Anyone who responded to the Your Park consultation or followed the Loch Lomond and Trossachs National Park plans for new campsites will recognise this photo of tents pitched on wooden platforms. While this slide from the secret LLTNPA Board Meetings (see here) reveals this was this was a specific proposal for the Ardvorlich Estate it also tells us a lot about how the Park has developed its camping proposals. First it tells us that the people who developed the camping plan did not have a clue about camping. This photo was used for about two years and indeed the original Loch Chon planning application made earlier this summer contained proposals for camping on wooden platforms. Not a single LLTNPA Board Member appears to have questioned this. Even Flamingo Land – which may well, if its allowed to go ahead, develop some sort of camping at Balloch – allows people to camp on grass http://www.flamingoland.co.uk/holiday-resort/accommodation/camping-and-caravanning-guide.html even if that is at £42 a night. The decisions in the original camping plan were taken by people who never camp and failed to engage with those who do.
Second, the site plan is interesting because it shows the camping area was to be situated away from the loch shore, and a north facing slope at that.
The illustrative campsite plan, which appears to relate to the Ardvorlich campsite, although this is not stated explicitly, shows this very clearly. Its as if the campsite was designed and located to keep people away from the shore when as everyone knows its the shores where people want to camp (and not lost in the depths of Forest Drive where the Park now wishes to force people to camp). This provides evidence that an unstated aim of the LLTNPA is to use the camping byelaws to remove as much camping from the loch shores as possible.
There are two other interesting slides for the Loch Earn campsite which come from earlier slide shows that year.
This illustration was linked with the photo in the first slide in this post and appears to show the Ardvorlich campsites in profile. Note the flat areas with tents on them which appear to be carved out of the hillside. More hyprocrisy from the LLTNPA that at the same time it was developing this proposal was spinning that campers cause all the significant damage in the National Park.
This slide, from April 2015, is significant because it shows that at that time the Park were proposing not just a campsite but also a permit zone, a total of up to 55 places.
In the camping “strategy” approved by the LLTNPA meeting in October 2016 there is no sign of the Ardvorlich campsite proposal or explanation of why its no longer being considered. Instead its been replaced by a permit zone running more or less along the same area of shore for about 6k.
The permit zone allows for just 38 places compared to the 55 originally envisaged. Yet more evidence of the arbitrary way the LLTNPA takes decisions.
Although the south Loch Earn area is described as a permit area with services, there will be no facilities developed before the start of the camping byelaws. Instead, its listed as one of two proposals under a heading in the strategy “Investment priorities for 2017” .

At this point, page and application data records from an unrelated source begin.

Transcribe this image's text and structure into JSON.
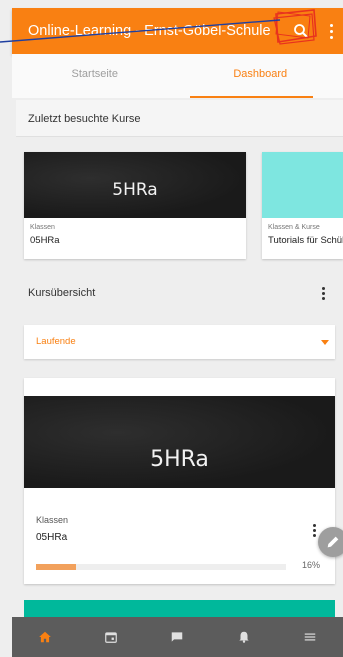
{
  "appbar": {
    "title": "Online-Learning - Ernst-Göbel-Schule"
  },
  "tabs": [
    {
      "label": "Startseite",
      "active": false
    },
    {
      "label": "Dashboard",
      "active": true
    }
  ],
  "recent": {
    "title": "Zuletzt besuchte Kurse",
    "courses": [
      {
        "image_text": "5HRa",
        "category": "Klassen",
        "name": "05HRa"
      },
      {
        "image_text": "",
        "category": "Klassen & Kurse",
        "name": "Tutorials für Schüler"
      }
    ]
  },
  "overview": {
    "title": "Kursübersicht",
    "filter": {
      "selected": "Laufende"
    },
    "course": {
      "image_text": "5HRa",
      "category": "Klassen",
      "name": "05HRa",
      "progress": 16,
      "progress_label": "16%"
    }
  },
  "bottom_nav": [
    {
      "icon": "home-icon",
      "active": true
    },
    {
      "icon": "calendar-icon",
      "active": false
    },
    {
      "icon": "messages-icon",
      "active": false
    },
    {
      "icon": "bell-icon",
      "active": false
    },
    {
      "icon": "menu-icon",
      "active": false
    }
  ],
  "colors": {
    "accent": "#f98012",
    "nav_bg": "#5c5c5c",
    "teal": "#00b89b"
  }
}
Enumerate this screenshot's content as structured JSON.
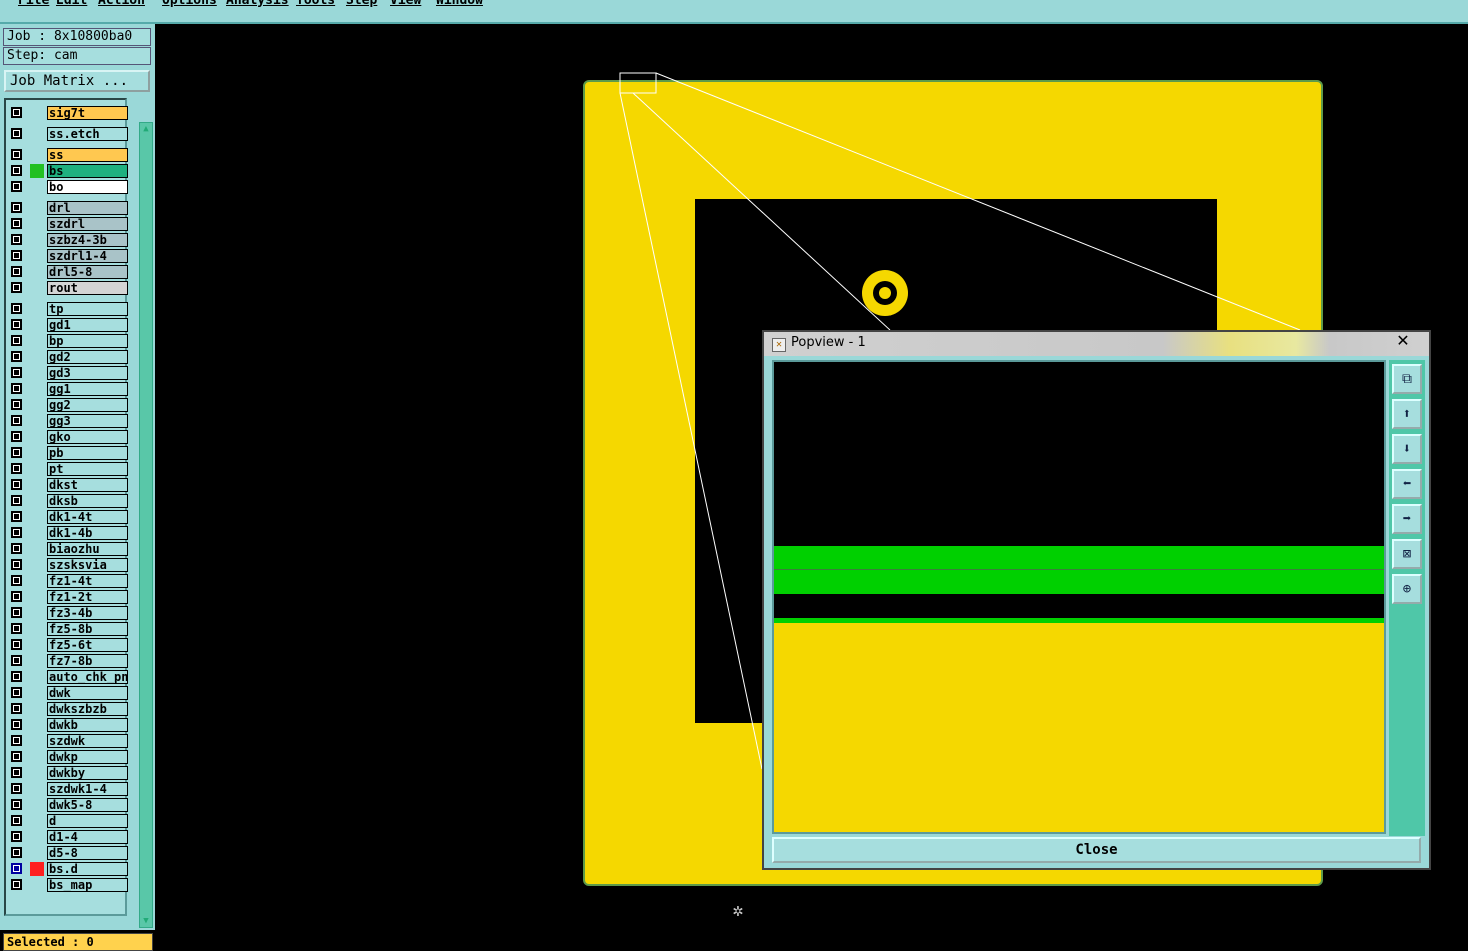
{
  "menubar": {
    "items": [
      "File",
      "Edit",
      "Action",
      "Options",
      "Analysis",
      "Tools",
      "Step",
      "View",
      "Window"
    ]
  },
  "job": {
    "job_label": "Job : 8x10800ba0",
    "step_label": "Step: cam",
    "matrix_button": "Job Matrix ..."
  },
  "layers": [
    {
      "name": "sig7t",
      "bg": "#ffc850",
      "swatch": ""
    },
    {
      "name": "ss.etch",
      "bg": "#a6dede",
      "swatch": ""
    },
    {
      "name": "ss",
      "bg": "#ffc850",
      "swatch": ""
    },
    {
      "name": "bs",
      "bg": "#1fb07f",
      "swatch": "#22c022"
    },
    {
      "name": "bo",
      "bg": "#ffffff",
      "swatch": ""
    },
    {
      "name": "drl",
      "bg": "#a9c3c8",
      "swatch": ""
    },
    {
      "name": "szdrl",
      "bg": "#a9c3c8",
      "swatch": ""
    },
    {
      "name": "szbz4-3b",
      "bg": "#a9c3c8",
      "swatch": ""
    },
    {
      "name": "szdrl1-4",
      "bg": "#a9c3c8",
      "swatch": ""
    },
    {
      "name": "drl5-8",
      "bg": "#a9c3c8",
      "swatch": ""
    },
    {
      "name": "rout",
      "bg": "#d4d4d4",
      "swatch": ""
    },
    {
      "name": "tp",
      "bg": "#a6dede",
      "swatch": ""
    },
    {
      "name": "gd1",
      "bg": "#a6dede",
      "swatch": ""
    },
    {
      "name": "bp",
      "bg": "#a6dede",
      "swatch": ""
    },
    {
      "name": "gd2",
      "bg": "#a6dede",
      "swatch": ""
    },
    {
      "name": "gd3",
      "bg": "#a6dede",
      "swatch": ""
    },
    {
      "name": "gg1",
      "bg": "#a6dede",
      "swatch": ""
    },
    {
      "name": "gg2",
      "bg": "#a6dede",
      "swatch": ""
    },
    {
      "name": "gg3",
      "bg": "#a6dede",
      "swatch": ""
    },
    {
      "name": "gko",
      "bg": "#a6dede",
      "swatch": ""
    },
    {
      "name": "pb",
      "bg": "#a6dede",
      "swatch": ""
    },
    {
      "name": "pt",
      "bg": "#a6dede",
      "swatch": ""
    },
    {
      "name": "dkst",
      "bg": "#a6dede",
      "swatch": ""
    },
    {
      "name": "dksb",
      "bg": "#a6dede",
      "swatch": ""
    },
    {
      "name": "dk1-4t",
      "bg": "#a6dede",
      "swatch": ""
    },
    {
      "name": "dk1-4b",
      "bg": "#a6dede",
      "swatch": ""
    },
    {
      "name": "biaozhu",
      "bg": "#a6dede",
      "swatch": ""
    },
    {
      "name": "szsksvia",
      "bg": "#a6dede",
      "swatch": ""
    },
    {
      "name": "fz1-4t",
      "bg": "#a6dede",
      "swatch": ""
    },
    {
      "name": "fz1-2t",
      "bg": "#a6dede",
      "swatch": ""
    },
    {
      "name": "fz3-4b",
      "bg": "#a6dede",
      "swatch": ""
    },
    {
      "name": "fz5-8b",
      "bg": "#a6dede",
      "swatch": ""
    },
    {
      "name": "fz5-6t",
      "bg": "#a6dede",
      "swatch": ""
    },
    {
      "name": "fz7-8b",
      "bg": "#a6dede",
      "swatch": ""
    },
    {
      "name": "auto_chk_pn",
      "bg": "#a6dede",
      "swatch": ""
    },
    {
      "name": "dwk",
      "bg": "#a6dede",
      "swatch": ""
    },
    {
      "name": "dwkszbzb",
      "bg": "#a6dede",
      "swatch": ""
    },
    {
      "name": "dwkb",
      "bg": "#a6dede",
      "swatch": ""
    },
    {
      "name": "szdwk",
      "bg": "#a6dede",
      "swatch": ""
    },
    {
      "name": "dwkp",
      "bg": "#a6dede",
      "swatch": ""
    },
    {
      "name": "dwkby",
      "bg": "#a6dede",
      "swatch": ""
    },
    {
      "name": "szdwk1-4",
      "bg": "#a6dede",
      "swatch": ""
    },
    {
      "name": "dwk5-8",
      "bg": "#a6dede",
      "swatch": ""
    },
    {
      "name": "d",
      "bg": "#a6dede",
      "swatch": ""
    },
    {
      "name": "d1-4",
      "bg": "#a6dede",
      "swatch": ""
    },
    {
      "name": "d5-8",
      "bg": "#a6dede",
      "swatch": ""
    },
    {
      "name": "bs.d",
      "bg": "#a6dede",
      "swatch": "#ff2020"
    },
    {
      "name": "bs_map",
      "bg": "#a6dede",
      "swatch": ""
    }
  ],
  "status": {
    "selected": "Selected : 0"
  },
  "colors": {
    "board_fill": "#f5d800",
    "signal_green": "#00d000",
    "panel_bg": "#9ad8d8",
    "scrollbar": "#59c7a8"
  },
  "popview": {
    "title": "Popview - 1",
    "close_label": "Close",
    "tool_icons": [
      "zoom-fit-icon",
      "pan-up-icon",
      "pan-down-icon",
      "pan-left-icon",
      "pan-right-icon",
      "zoom-out-icon",
      "zoom-in-icon"
    ]
  }
}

The extract also shows the Park have not apparently abandoned all ideas of a campsite on south Loch Earn in future. So, I am not sure that the absence of a campsite on platforms in the trees is a sign that the LLTNPA realises this is a daft proposal, its more that they do not have the money to invest at present. And that is significant because my understanding is the Scottish Government has to approve all the Park’s investment plans: this suggests the lack of investment in new campsites, including Loch Earn, comes down to money, austerity and financial cuts.
If the Government does improve investment in facilities next year, that is likely to include toilets as illustrated here in the original proposal for Ardvorlich. At least this looks better than the shipping containers which were approved for Loch Chon but maybe they will be moved here if the Loch Chon campsite turns out to be a flop. What the Park though has not explained is how people in the Loch Earn permit zone are expected to use these toilets: the zone by my reckoning is 6k long – are people meant to drive to them? More evidence that the Park does not have a clue about how to manage visitor pressures. It would be better to distribute the three portaloos behind the screening along the shore at regular intervals rather than have them in one place.
What needs to happen
The Loch Earn proposals show the LLTNPA and Government urgently need to get people with the right expertise involved in the development of a campite plan whether or not the byelaws go ahead.